→ **ACTIVITY**: Retype the listing that follows, word for word.

→ **TASK INPUTS**:
--------------------------------------------------
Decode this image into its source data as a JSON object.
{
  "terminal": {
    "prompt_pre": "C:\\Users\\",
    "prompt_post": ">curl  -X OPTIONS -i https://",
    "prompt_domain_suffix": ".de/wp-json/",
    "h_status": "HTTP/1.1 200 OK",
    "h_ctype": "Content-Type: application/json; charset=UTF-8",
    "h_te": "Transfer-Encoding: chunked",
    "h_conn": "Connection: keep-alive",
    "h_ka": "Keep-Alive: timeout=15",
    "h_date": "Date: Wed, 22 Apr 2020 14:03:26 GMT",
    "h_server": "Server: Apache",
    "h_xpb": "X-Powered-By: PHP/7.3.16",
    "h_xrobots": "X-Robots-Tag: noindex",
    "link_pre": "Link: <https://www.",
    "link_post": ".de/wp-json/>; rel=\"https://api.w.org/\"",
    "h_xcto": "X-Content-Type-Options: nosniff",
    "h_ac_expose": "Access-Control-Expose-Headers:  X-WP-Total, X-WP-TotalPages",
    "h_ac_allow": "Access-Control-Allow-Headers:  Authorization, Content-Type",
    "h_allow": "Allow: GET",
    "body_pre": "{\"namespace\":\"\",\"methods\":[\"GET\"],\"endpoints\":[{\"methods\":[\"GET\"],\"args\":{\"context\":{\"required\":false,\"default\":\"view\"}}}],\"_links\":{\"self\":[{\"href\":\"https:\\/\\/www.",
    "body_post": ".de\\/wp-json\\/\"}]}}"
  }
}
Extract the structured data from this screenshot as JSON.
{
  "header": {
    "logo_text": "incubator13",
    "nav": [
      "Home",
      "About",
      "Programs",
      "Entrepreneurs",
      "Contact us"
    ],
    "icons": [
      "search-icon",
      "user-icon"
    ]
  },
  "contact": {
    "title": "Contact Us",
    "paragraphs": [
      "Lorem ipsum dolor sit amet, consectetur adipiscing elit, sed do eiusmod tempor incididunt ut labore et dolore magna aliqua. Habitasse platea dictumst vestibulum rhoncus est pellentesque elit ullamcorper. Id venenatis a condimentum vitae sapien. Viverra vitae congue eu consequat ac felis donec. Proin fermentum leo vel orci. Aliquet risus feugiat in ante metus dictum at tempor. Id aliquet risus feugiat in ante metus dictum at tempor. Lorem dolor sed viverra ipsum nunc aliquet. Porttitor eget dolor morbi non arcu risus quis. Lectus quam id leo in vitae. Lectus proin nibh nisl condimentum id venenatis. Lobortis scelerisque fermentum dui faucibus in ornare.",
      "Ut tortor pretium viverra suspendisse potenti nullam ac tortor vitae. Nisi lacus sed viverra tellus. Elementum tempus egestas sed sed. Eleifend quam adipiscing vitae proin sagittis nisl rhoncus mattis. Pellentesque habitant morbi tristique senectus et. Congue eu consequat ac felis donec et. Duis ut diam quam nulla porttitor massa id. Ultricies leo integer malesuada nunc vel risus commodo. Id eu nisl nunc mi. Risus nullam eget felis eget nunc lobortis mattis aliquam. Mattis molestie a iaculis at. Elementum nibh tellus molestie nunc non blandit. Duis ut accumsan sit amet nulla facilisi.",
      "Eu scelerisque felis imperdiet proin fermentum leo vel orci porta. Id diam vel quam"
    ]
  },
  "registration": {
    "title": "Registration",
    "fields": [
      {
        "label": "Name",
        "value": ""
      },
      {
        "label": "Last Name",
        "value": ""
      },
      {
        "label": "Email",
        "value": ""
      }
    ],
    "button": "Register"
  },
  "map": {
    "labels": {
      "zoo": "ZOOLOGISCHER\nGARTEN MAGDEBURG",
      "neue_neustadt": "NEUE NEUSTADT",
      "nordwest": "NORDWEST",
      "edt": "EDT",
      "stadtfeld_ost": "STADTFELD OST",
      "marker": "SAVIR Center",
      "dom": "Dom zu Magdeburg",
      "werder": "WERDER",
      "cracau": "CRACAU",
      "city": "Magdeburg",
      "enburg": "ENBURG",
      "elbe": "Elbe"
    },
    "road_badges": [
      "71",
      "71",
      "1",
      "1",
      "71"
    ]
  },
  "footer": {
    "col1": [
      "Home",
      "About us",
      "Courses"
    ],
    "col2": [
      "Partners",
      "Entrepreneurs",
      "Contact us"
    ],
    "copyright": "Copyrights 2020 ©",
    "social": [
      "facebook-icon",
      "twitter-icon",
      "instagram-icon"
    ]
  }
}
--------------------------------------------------
→ **FINAL ANSWER**:
Decode this image into its source data as a JSON object.
{
  "terminal": {
    "prompt_pre": "C:\\Users\\",
    "prompt_post": ">curl  -X OPTIONS -i https://",
    "prompt_domain_suffix": ".de/wp-json/",
    "h_status": "HTTP/1.1 200 OK",
    "h_ctype": "Content-Type: application/json; charset=UTF-8",
    "h_te": "Transfer-Encoding: chunked",
    "h_conn": "Connection: keep-alive",
    "h_ka": "Keep-Alive: timeout=15",
    "h_date": "Date: Wed, 22 Apr 2020 14:03:26 GMT",
    "h_server": "Server: Apache",
    "h_xpb": "X-Powered-By: PHP/7.3.16",
    "h_xrobots": "X-Robots-Tag: noindex",
    "link_pre": "Link: <https://www.",
    "link_post": ".de/wp-json/>; rel=\"https://api.w.org/\"",
    "h_xcto": "X-Content-Type-Options: nosniff",
    "h_ac_expose": "Access-Control-Expose-Headers:  X-WP-Total, X-WP-TotalPages",
    "h_ac_allow": "Access-Control-Allow-Headers:  Authorization, Content-Type",
    "h_allow": "Allow: GET",
    "body_pre": "{\"namespace\":\"\",\"methods\":[\"GET\"],\"endpoints\":[{\"methods\":[\"GET\"],\"args\":{\"context\":{\"required\":false,\"default\":\"view\"}}}],\"_links\":{\"self\":[{\"href\":\"https:\\/\\/www.",
    "body_post": ".de\\/wp-json\\/\"}]}}"
  }
}
Extract the structured data from this screenshot as JSON.
{
  "header": {
    "logo_text": "incubator13",
    "nav": [
      "Home",
      "About",
      "Programs",
      "Entrepreneurs",
      "Contact us"
    ],
    "icons": [
      "search-icon",
      "user-icon"
    ]
  },
  "contact": {
    "title": "Contact Us",
    "paragraphs": [
      "Lorem ipsum dolor sit amet, consectetur adipiscing elit, sed do eiusmod tempor incididunt ut labore et dolore magna aliqua. Habitasse platea dictumst vestibulum rhoncus est pellentesque elit ullamcorper. Id venenatis a condimentum vitae sapien. Viverra vitae congue eu consequat ac felis donec. Proin fermentum leo vel orci. Aliquet risus feugiat in ante metus dictum at tempor. Id aliquet risus feugiat in ante metus dictum at tempor. Lorem dolor sed viverra ipsum nunc aliquet. Porttitor eget dolor morbi non arcu risus quis. Lectus quam id leo in vitae. Lectus proin nibh nisl condimentum id venenatis. Lobortis scelerisque fermentum dui faucibus in ornare.",
      "Ut tortor pretium viverra suspendisse potenti nullam ac tortor vitae. Nisi lacus sed viverra tellus. Elementum tempus egestas sed sed. Eleifend quam adipiscing vitae proin sagittis nisl rhoncus mattis. Pellentesque habitant morbi tristique senectus et. Congue eu consequat ac felis donec et. Duis ut diam quam nulla porttitor massa id. Ultricies leo integer malesuada nunc vel risus commodo. Id eu nisl nunc mi. Risus nullam eget felis eget nunc lobortis mattis aliquam. Mattis molestie a iaculis at. Elementum nibh tellus molestie nunc non blandit. Duis ut accumsan sit amet nulla facilisi.",
      "Eu scelerisque felis imperdiet proin fermentum leo vel orci porta. Id diam vel quam"
    ]
  },
  "registration": {
    "title": "Registration",
    "fields": [
      {
        "label": "Name",
        "value": ""
      },
      {
        "label": "Last Name",
        "value": ""
      },
      {
        "label": "Email",
        "value": ""
      }
    ],
    "button": "Register"
  },
  "map": {
    "labels": {
      "zoo": "ZOOLOGISCHER\nGARTEN MAGDEBURG",
      "neue_neustadt": "NEUE NEUSTADT",
      "nordwest": "NORDWEST",
      "edt": "EDT",
      "stadtfeld_ost": "STADTFELD OST",
      "marker": "SAVIR Center",
      "dom": "Dom zu Magdeburg",
      "werder": "WERDER",
      "cracau": "CRACAU",
      "city": "Magdeburg",
      "enburg": "ENBURG",
      "elbe": "Elbe"
    },
    "road_badges": [
      "71",
      "71",
      "1",
      "1",
      "71"
    ]
  },
  "footer": {
    "col1": [
      "Home",
      "About us",
      "Courses"
    ],
    "col2": [
      "Partners",
      "Entrepreneurs",
      "Contact us"
    ],
    "copyright": "Copyrights 2020 ©",
    "social": [
      "facebook-icon",
      "twitter-icon",
      "instagram-icon"
    ]
  }
}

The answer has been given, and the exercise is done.